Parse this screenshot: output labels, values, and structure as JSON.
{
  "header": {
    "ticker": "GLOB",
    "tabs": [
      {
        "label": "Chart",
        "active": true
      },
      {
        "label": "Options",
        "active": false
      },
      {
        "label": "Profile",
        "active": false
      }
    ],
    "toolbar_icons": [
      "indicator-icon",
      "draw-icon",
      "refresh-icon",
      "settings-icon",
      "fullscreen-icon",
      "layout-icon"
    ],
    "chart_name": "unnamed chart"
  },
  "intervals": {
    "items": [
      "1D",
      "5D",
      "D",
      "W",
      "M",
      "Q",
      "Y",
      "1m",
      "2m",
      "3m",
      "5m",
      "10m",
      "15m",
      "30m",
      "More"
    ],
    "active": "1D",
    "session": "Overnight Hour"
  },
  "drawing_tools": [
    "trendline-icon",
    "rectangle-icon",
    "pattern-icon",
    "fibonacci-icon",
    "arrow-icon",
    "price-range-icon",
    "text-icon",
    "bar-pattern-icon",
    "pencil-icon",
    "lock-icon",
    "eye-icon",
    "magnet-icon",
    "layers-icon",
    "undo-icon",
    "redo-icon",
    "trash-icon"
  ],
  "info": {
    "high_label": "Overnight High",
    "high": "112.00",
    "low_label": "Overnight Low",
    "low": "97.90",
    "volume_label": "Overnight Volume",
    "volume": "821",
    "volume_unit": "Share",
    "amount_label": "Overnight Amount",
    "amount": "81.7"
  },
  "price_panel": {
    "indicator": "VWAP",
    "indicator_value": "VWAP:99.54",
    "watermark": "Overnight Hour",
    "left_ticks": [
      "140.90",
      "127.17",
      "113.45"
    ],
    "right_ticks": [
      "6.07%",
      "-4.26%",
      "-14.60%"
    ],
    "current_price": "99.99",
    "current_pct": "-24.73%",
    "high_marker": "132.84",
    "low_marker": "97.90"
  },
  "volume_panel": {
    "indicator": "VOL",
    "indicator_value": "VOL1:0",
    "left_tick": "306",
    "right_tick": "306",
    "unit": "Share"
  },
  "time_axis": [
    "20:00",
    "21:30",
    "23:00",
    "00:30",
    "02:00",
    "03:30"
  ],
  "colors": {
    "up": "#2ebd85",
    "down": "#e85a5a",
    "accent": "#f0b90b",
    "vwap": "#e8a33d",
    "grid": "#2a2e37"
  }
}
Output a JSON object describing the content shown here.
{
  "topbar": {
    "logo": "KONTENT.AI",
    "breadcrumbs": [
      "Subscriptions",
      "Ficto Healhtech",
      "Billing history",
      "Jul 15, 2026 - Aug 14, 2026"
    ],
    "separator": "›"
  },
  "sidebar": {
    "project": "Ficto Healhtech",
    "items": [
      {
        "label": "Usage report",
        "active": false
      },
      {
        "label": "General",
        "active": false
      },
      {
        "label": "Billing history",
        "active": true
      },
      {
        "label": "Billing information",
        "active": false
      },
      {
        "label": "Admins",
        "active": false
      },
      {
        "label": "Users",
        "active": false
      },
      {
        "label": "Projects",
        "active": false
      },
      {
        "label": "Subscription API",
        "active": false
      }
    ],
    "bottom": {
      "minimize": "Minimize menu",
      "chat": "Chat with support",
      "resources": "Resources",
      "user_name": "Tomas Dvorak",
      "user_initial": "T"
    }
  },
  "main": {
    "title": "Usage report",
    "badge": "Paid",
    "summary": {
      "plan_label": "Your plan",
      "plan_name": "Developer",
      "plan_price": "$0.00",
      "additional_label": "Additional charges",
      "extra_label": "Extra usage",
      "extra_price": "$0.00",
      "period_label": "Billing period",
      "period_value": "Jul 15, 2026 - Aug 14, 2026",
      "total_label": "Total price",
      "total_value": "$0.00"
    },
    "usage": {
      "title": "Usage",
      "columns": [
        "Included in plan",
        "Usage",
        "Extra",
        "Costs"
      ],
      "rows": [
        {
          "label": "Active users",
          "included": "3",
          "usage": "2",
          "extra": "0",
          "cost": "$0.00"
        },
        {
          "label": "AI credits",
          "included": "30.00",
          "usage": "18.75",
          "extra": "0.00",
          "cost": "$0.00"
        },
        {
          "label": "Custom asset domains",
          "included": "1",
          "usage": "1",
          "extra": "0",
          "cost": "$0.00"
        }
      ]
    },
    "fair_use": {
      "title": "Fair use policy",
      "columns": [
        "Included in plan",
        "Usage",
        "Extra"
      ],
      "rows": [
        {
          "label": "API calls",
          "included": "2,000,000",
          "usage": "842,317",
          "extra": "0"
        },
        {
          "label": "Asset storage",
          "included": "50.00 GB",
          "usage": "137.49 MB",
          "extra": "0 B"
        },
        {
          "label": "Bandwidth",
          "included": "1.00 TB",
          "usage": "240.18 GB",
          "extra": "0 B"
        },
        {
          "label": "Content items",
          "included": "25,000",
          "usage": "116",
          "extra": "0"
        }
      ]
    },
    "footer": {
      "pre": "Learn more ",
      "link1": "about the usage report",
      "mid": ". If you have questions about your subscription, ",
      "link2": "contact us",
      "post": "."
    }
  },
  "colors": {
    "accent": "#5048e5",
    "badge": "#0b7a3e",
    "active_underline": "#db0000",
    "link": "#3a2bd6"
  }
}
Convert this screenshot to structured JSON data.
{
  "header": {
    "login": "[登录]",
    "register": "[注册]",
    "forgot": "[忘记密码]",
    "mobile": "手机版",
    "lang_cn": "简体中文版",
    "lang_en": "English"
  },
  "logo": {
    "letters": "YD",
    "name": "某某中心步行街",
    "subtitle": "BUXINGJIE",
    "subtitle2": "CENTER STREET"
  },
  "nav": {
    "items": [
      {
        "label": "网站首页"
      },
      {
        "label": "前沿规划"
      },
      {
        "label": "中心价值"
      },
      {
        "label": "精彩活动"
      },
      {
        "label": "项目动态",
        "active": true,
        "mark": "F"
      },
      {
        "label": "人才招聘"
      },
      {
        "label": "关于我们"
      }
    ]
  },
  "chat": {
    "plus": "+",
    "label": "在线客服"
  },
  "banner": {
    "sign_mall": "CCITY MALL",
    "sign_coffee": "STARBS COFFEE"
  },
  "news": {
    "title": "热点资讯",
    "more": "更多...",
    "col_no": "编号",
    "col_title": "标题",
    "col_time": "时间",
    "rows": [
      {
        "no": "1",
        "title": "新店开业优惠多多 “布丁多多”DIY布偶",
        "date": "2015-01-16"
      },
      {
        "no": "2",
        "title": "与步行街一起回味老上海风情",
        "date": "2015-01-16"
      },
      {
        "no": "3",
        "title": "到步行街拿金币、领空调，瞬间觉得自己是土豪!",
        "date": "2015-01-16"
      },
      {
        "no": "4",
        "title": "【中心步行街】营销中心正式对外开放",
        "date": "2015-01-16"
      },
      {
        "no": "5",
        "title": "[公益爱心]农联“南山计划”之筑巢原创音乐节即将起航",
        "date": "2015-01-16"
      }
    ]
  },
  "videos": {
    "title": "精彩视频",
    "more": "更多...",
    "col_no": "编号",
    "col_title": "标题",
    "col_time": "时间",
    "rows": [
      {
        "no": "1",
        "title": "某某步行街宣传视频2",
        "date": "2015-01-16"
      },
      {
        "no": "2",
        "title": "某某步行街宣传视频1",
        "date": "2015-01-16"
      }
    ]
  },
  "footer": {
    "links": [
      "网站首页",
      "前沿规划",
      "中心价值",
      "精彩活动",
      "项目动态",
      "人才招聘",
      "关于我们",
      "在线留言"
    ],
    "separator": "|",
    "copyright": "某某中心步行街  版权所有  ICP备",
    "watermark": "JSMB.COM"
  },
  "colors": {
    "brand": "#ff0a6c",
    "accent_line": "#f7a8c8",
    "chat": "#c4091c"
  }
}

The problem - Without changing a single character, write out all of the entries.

Result of this task -
Parse this screenshot: output labels, values, and structure as JSON.
{
  "header": {
    "ticker": "GLOB",
    "tabs": [
      {
        "label": "Chart",
        "active": true
      },
      {
        "label": "Options",
        "active": false
      },
      {
        "label": "Profile",
        "active": false
      }
    ],
    "toolbar_icons": [
      "indicator-icon",
      "draw-icon",
      "refresh-icon",
      "settings-icon",
      "fullscreen-icon",
      "layout-icon"
    ],
    "chart_name": "unnamed chart"
  },
  "intervals": {
    "items": [
      "1D",
      "5D",
      "D",
      "W",
      "M",
      "Q",
      "Y",
      "1m",
      "2m",
      "3m",
      "5m",
      "10m",
      "15m",
      "30m",
      "More"
    ],
    "active": "1D",
    "session": "Overnight Hour"
  },
  "drawing_tools": [
    "trendline-icon",
    "rectangle-icon",
    "pattern-icon",
    "fibonacci-icon",
    "arrow-icon",
    "price-range-icon",
    "text-icon",
    "bar-pattern-icon",
    "pencil-icon",
    "lock-icon",
    "eye-icon",
    "magnet-icon",
    "layers-icon",
    "undo-icon",
    "redo-icon",
    "trash-icon"
  ],
  "info": {
    "high_label": "Overnight High",
    "high": "112.00",
    "low_label": "Overnight Low",
    "low": "97.90",
    "volume_label": "Overnight Volume",
    "volume": "821",
    "volume_unit": "Share",
    "amount_label": "Overnight Amount",
    "amount": "81.7"
  },
  "price_panel": {
    "indicator": "VWAP",
    "indicator_value": "VWAP:99.54",
    "watermark": "Overnight Hour",
    "left_ticks": [
      "140.90",
      "127.17",
      "113.45"
    ],
    "right_ticks": [
      "6.07%",
      "-4.26%",
      "-14.60%"
    ],
    "current_price": "99.99",
    "current_pct": "-24.73%",
    "high_marker": "132.84",
    "low_marker": "97.90"
  },
  "volume_panel": {
    "indicator": "VOL",
    "indicator_value": "VOL1:0",
    "left_tick": "306",
    "right_tick": "306",
    "unit": "Share"
  },
  "time_axis": [
    "20:00",
    "21:30",
    "23:00",
    "00:30",
    "02:00",
    "03:30"
  ],
  "colors": {
    "up": "#2ebd85",
    "down": "#e85a5a",
    "accent": "#f0b90b",
    "vwap": "#e8a33d",
    "grid": "#2a2e37"
  }
}
Output a JSON object describing the content shown here.
{
  "topbar": {
    "logo": "KONTENT.AI",
    "breadcrumbs": [
      "Subscriptions",
      "Ficto Healhtech",
      "Billing history",
      "Jul 15, 2026 - Aug 14, 2026"
    ],
    "separator": "›"
  },
  "sidebar": {
    "project": "Ficto Healhtech",
    "items": [
      {
        "label": "Usage report",
        "active": false
      },
      {
        "label": "General",
        "active": false
      },
      {
        "label": "Billing history",
        "active": true
      },
      {
        "label": "Billing information",
        "active": false
      },
      {
        "label": "Admins",
        "active": false
      },
      {
        "label": "Users",
        "active": false
      },
      {
        "label": "Projects",
        "active": false
      },
      {
        "label": "Subscription API",
        "active": false
      }
    ],
    "bottom": {
      "minimize": "Minimize menu",
      "chat": "Chat with support",
      "resources": "Resources",
      "user_name": "Tomas Dvorak",
      "user_initial": "T"
    }
  },
  "main": {
    "title": "Usage report",
    "badge": "Paid",
    "summary": {
      "plan_label": "Your plan",
      "plan_name": "Developer",
      "plan_price": "$0.00",
      "additional_label": "Additional charges",
      "extra_label": "Extra usage",
      "extra_price": "$0.00",
      "period_label": "Billing period",
      "period_value": "Jul 15, 2026 - Aug 14, 2026",
      "total_label": "Total price",
      "total_value": "$0.00"
    },
    "usage": {
      "title": "Usage",
      "columns": [
        "Included in plan",
        "Usage",
        "Extra",
        "Costs"
      ],
      "rows": [
        {
          "label": "Active users",
          "included": "3",
          "usage": "2",
          "extra": "0",
          "cost": "$0.00"
        },
        {
          "label": "AI credits",
          "included": "30.00",
          "usage": "18.75",
          "extra": "0.00",
          "cost": "$0.00"
        },
        {
          "label": "Custom asset domains",
          "included": "1",
          "usage": "1",
          "extra": "0",
          "cost": "$0.00"
        }
      ]
    },
    "fair_use": {
      "title": "Fair use policy",
      "columns": [
        "Included in plan",
        "Usage",
        "Extra"
      ],
      "rows": [
        {
          "label": "API calls",
          "included": "2,000,000",
          "usage": "842,317",
          "extra": "0"
        },
        {
          "label": "Asset storage",
          "included": "50.00 GB",
          "usage": "137.49 MB",
          "extra": "0 B"
        },
        {
          "label": "Bandwidth",
          "included": "1.00 TB",
          "usage": "240.18 GB",
          "extra": "0 B"
        },
        {
          "label": "Content items",
          "included": "25,000",
          "usage": "116",
          "extra": "0"
        }
      ]
    },
    "footer": {
      "pre": "Learn more ",
      "link1": "about the usage report",
      "mid": ". If you have questions about your subscription, ",
      "link2": "contact us",
      "post": "."
    }
  },
  "colors": {
    "accent": "#5048e5",
    "badge": "#0b7a3e",
    "active_underline": "#db0000",
    "link": "#3a2bd6"
  }
}
Convert this screenshot to structured JSON data.
{
  "header": {
    "login": "[登录]",
    "register": "[注册]",
    "forgot": "[忘记密码]",
    "mobile": "手机版",
    "lang_cn": "简体中文版",
    "lang_en": "English"
  },
  "logo": {
    "letters": "YD",
    "name": "某某中心步行街",
    "subtitle": "BUXINGJIE",
    "subtitle2": "CENTER STREET"
  },
  "nav": {
    "items": [
      {
        "label": "网站首页"
      },
      {
        "label": "前沿规划"
      },
      {
        "label": "中心价值"
      },
      {
        "label": "精彩活动"
      },
      {
        "label": "项目动态",
        "active": true,
        "mark": "F"
      },
      {
        "label": "人才招聘"
      },
      {
        "label": "关于我们"
      }
    ]
  },
  "chat": {
    "plus": "+",
    "label": "在线客服"
  },
  "banner": {
    "sign_mall": "CCITY MALL",
    "sign_coffee": "STARBS COFFEE"
  },
  "news": {
    "title": "热点资讯",
    "more": "更多...",
    "col_no": "编号",
    "col_title": "标题",
    "col_time": "时间",
    "rows": [
      {
        "no": "1",
        "title": "新店开业优惠多多 “布丁多多”DIY布偶",
        "date": "2015-01-16"
      },
      {
        "no": "2",
        "title": "与步行街一起回味老上海风情",
        "date": "2015-01-16"
      },
      {
        "no": "3",
        "title": "到步行街拿金币、领空调，瞬间觉得自己是土豪!",
        "date": "2015-01-16"
      },
      {
        "no": "4",
        "title": "【中心步行街】营销中心正式对外开放",
        "date": "2015-01-16"
      },
      {
        "no": "5",
        "title": "[公益爱心]农联“南山计划”之筑巢原创音乐节即将起航",
        "date": "2015-01-16"
      }
    ]
  },
  "videos": {
    "title": "精彩视频",
    "more": "更多...",
    "col_no": "编号",
    "col_title": "标题",
    "col_time": "时间",
    "rows": [
      {
        "no": "1",
        "title": "某某步行街宣传视频2",
        "date": "2015-01-16"
      },
      {
        "no": "2",
        "title": "某某步行街宣传视频1",
        "date": "2015-01-16"
      }
    ]
  },
  "footer": {
    "links": [
      "网站首页",
      "前沿规划",
      "中心价值",
      "精彩活动",
      "项目动态",
      "人才招聘",
      "关于我们",
      "在线留言"
    ],
    "separator": "|",
    "copyright": "某某中心步行街  版权所有  ICP备",
    "watermark": "JSMB.COM"
  },
  "colors": {
    "brand": "#ff0a6c",
    "accent_line": "#f7a8c8",
    "chat": "#c4091c"
  }
}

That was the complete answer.